I don't suppose the toast is very authentically Chinese. In fact, the whole thing seems more like a delicious Asian twist on huevos rancheros, and that's just fine with me. I'll be happy to make it and eat it again.
      The recipe didn't say how many it would serve. One or two, I guess. This morning it served two, along with some fruit (not shown). It was enough, but I can easily imagine someone hungrier than I was today eating it all. After all, many restaurant omelets use 3 eggs.


Cosmo, not surprisingly, slept through the whole production.

Saturday, September 28, 2013

A Clever Idea

Okay, I can't take credit for this brilliantly simple solution for when your microwave just isn't big enough to hold everything you want it to at once. Unfortunately, I've forgotten where I read this useful and practical tip, but I'm deeply grateful to whoever originally put it out there.

You probably don't even need to read further to understand what's going on here. The blue dishes won't fit on the turntable at the same time, so I turned another small dish upside down and put the second square dish on top of it; it projects over the first one by an inch or so but there's plenty of air space to allow the magical microwaves to do their job of warming up some leftover chicken pot pie. Et voilá! Joe and I could sit down a few minutes later to equally piping hot leftover lunches together.

You can use any kind of microwave-safe dish to elevate the second dish, as long as it's got a flat bottom that's big enough to provide a stable platform, so the upper dish won't fall off its perch while the turntable's going around.

Monday, September 16, 2013

Insects Galore!

 Once upon a time, insects were much, much bigger than they are today, significantly bigger than an almost-three-year-old.

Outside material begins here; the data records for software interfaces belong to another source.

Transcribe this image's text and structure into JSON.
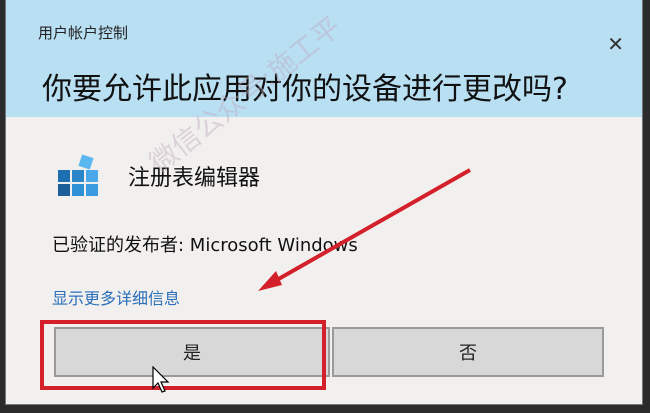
{
  "dialog": {
    "header_title": "用户帐户控制",
    "question": "你要允许此应用对你的设备进行更改吗?",
    "close_symbol": "✕"
  },
  "app": {
    "name": "注册表编辑器",
    "icon": "registry-editor-icon"
  },
  "publisher": {
    "text": "已验证的发布者: Microsoft Windows"
  },
  "details_link": "显示更多详细信息",
  "buttons": {
    "yes": "是",
    "no": "否"
  },
  "overlay": {
    "watermark": "微信公众号:施工平",
    "highlight_color": "#d4202a"
  },
  "colors": {
    "header_bg": "#b9dff3",
    "link": "#2a6fba"
  }
}
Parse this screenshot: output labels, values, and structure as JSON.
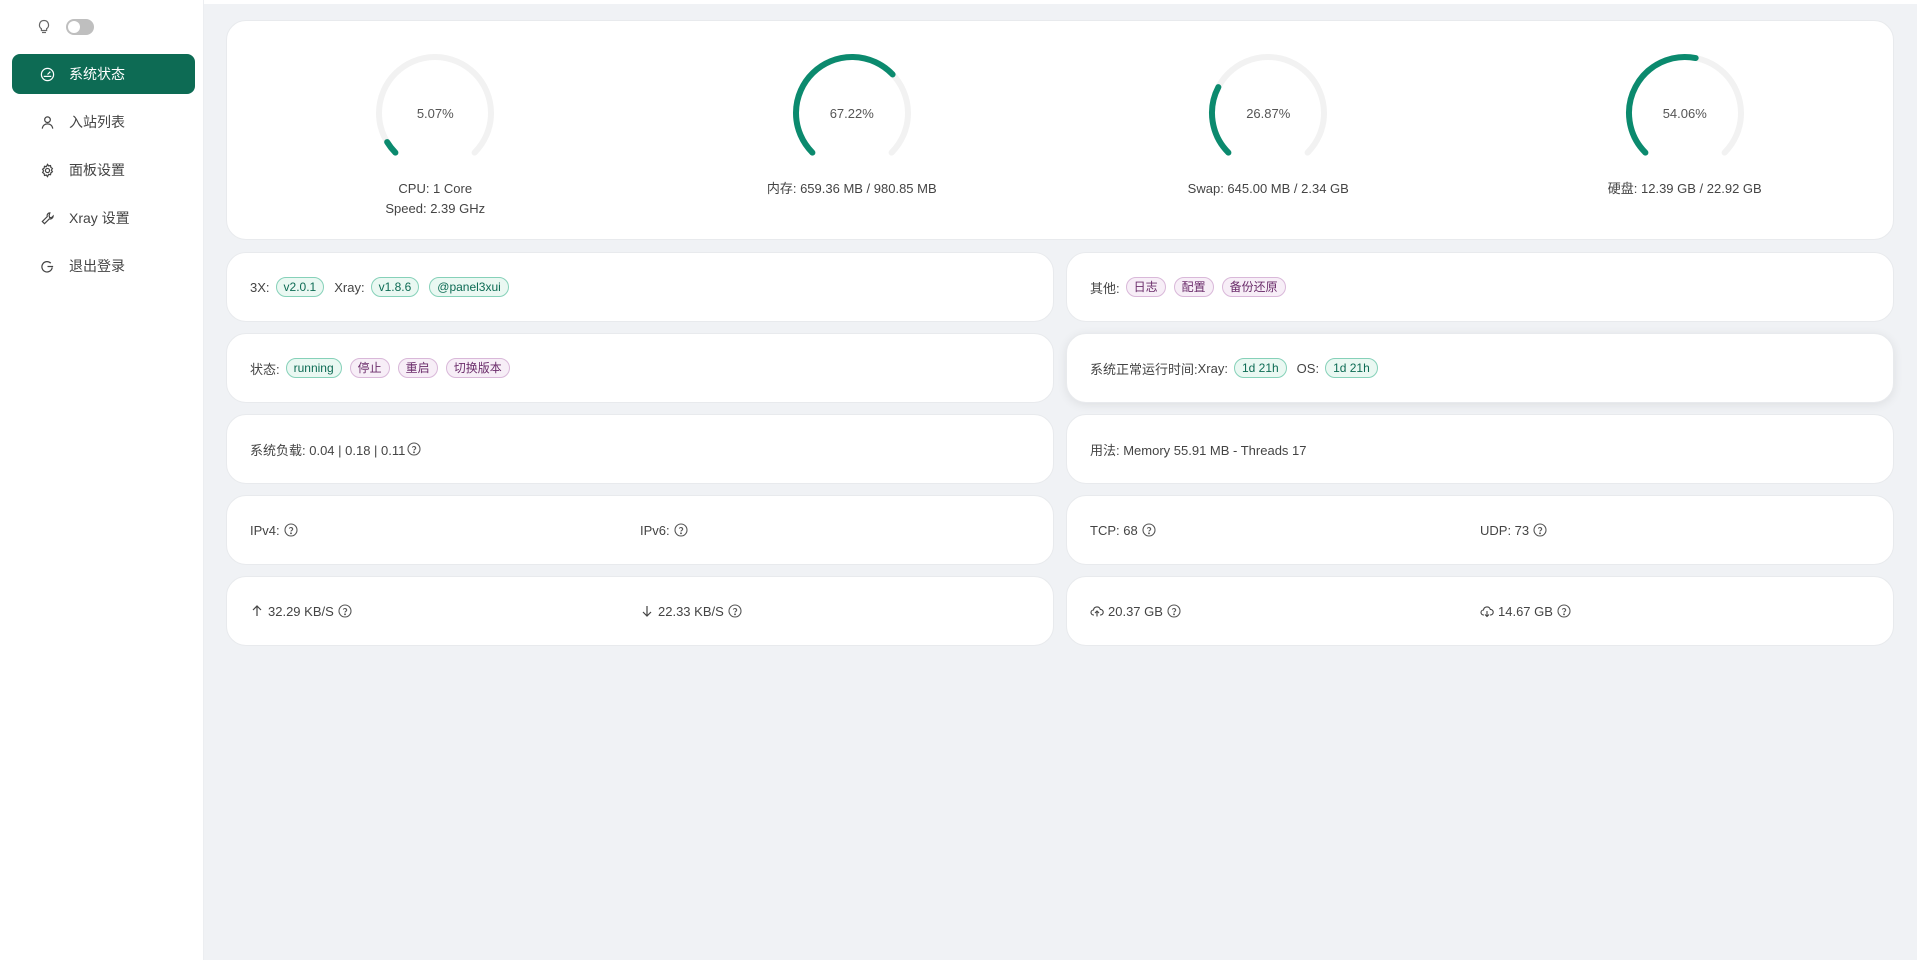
{
  "theme": {
    "toggle_on": false
  },
  "sidebar": {
    "items": [
      {
        "label": "系统状态",
        "icon": "dashboard-icon",
        "active": true
      },
      {
        "label": "入站列表",
        "icon": "user-icon"
      },
      {
        "label": "面板设置",
        "icon": "gear-icon"
      },
      {
        "label": "Xray 设置",
        "icon": "tool-icon"
      },
      {
        "label": "退出登录",
        "icon": "logout-icon"
      }
    ]
  },
  "gauges": [
    {
      "percent_text": "5.07%",
      "percent": 5.07,
      "line1": "CPU: 1 Core",
      "line2": "Speed: 2.39 GHz"
    },
    {
      "percent_text": "67.22%",
      "percent": 67.22,
      "line1": "内存: 659.36 MB / 980.85 MB",
      "line2": ""
    },
    {
      "percent_text": "26.87%",
      "percent": 26.87,
      "line1": "Swap: 645.00 MB / 2.34 GB",
      "line2": ""
    },
    {
      "percent_text": "54.06%",
      "percent": 54.06,
      "line1": "硬盘: 12.39 GB / 22.92 GB",
      "line2": ""
    }
  ],
  "colors": {
    "accent": "#0d6b54",
    "gauge_fg": "#0b8a6e",
    "gauge_bg": "#f2f2f2"
  },
  "version": {
    "label_3x": "3X:",
    "v3x": "v2.0.1",
    "label_xray": "Xray:",
    "vxray": "v1.8.6",
    "tg": "@panel3xui"
  },
  "other": {
    "label": "其他:",
    "log": "日志",
    "config": "配置",
    "backup": "备份还原"
  },
  "status": {
    "label": "状态:",
    "running": "running",
    "stop": "停止",
    "restart": "重启",
    "switch": "切换版本"
  },
  "uptime": {
    "label": "系统正常运行时间:",
    "xray_label": "Xray:",
    "xray": "1d 21h",
    "os_label": "OS:",
    "os": "1d 21h"
  },
  "load": {
    "text": "系统负载: 0.04 | 0.18 | 0.11"
  },
  "usage": {
    "text": "用法: Memory 55.91 MB - Threads 17"
  },
  "ip": {
    "ipv4": "IPv4:",
    "ipv6": "IPv6:"
  },
  "conn": {
    "tcp": "TCP: 68",
    "udp": "UDP: 73"
  },
  "speed": {
    "up": "32.29 KB/S",
    "down": "22.33 KB/S"
  },
  "traffic": {
    "sent": "20.37 GB",
    "recv": "14.67 GB"
  }
}
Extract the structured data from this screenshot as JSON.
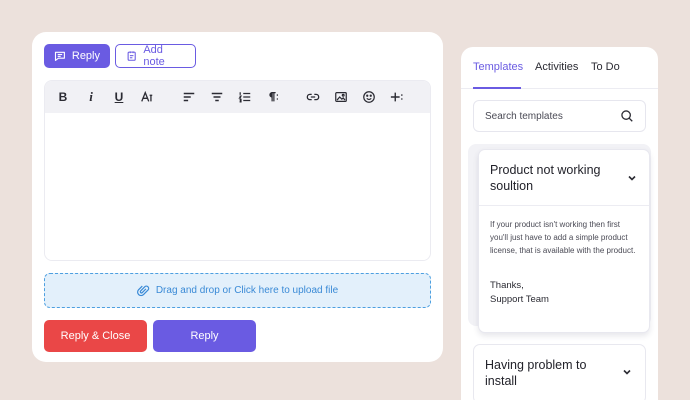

That's just one of the things Rory and her mom and I learned yesterday at the Arizona Insect Festival at the University of Arizona. This free annual event is pitched primarily to preschool and elementary age kids and their grownups, though there were some older kids around, often manning the informational booths and doing a great job of it.
     I knew when I got there 45 minutes after it opened and had to park in what looked like the last available space at the top of the multi-story Second Street Garage that there was a great turnout. Lots of little people were trying to get up close to see the exhibits,

and yes, those giant stick-like things really are insects! They really could have used a larger venue, though I'm not sure what that would be.
     Volunteers offered several large critters for visitors to touch or hold, but Rory was skeptical until we got to this caterpillar.
By then we'd collected our 10 (actually 12 station stamps), enjoyed a cool photo op (well, Rita and I enjoyed it - Rory was a little more skeptical once she actually got to the head of the line),
and built a bug from clay and pipecleaners. It was time to escape the crowd (picking up her prize, a butterfly tattoo, along the way) and go find some ice cream.

Look for the Arizona Insect Festival to come around again next September. It's fun, it's educational, and it's free. Even the parking!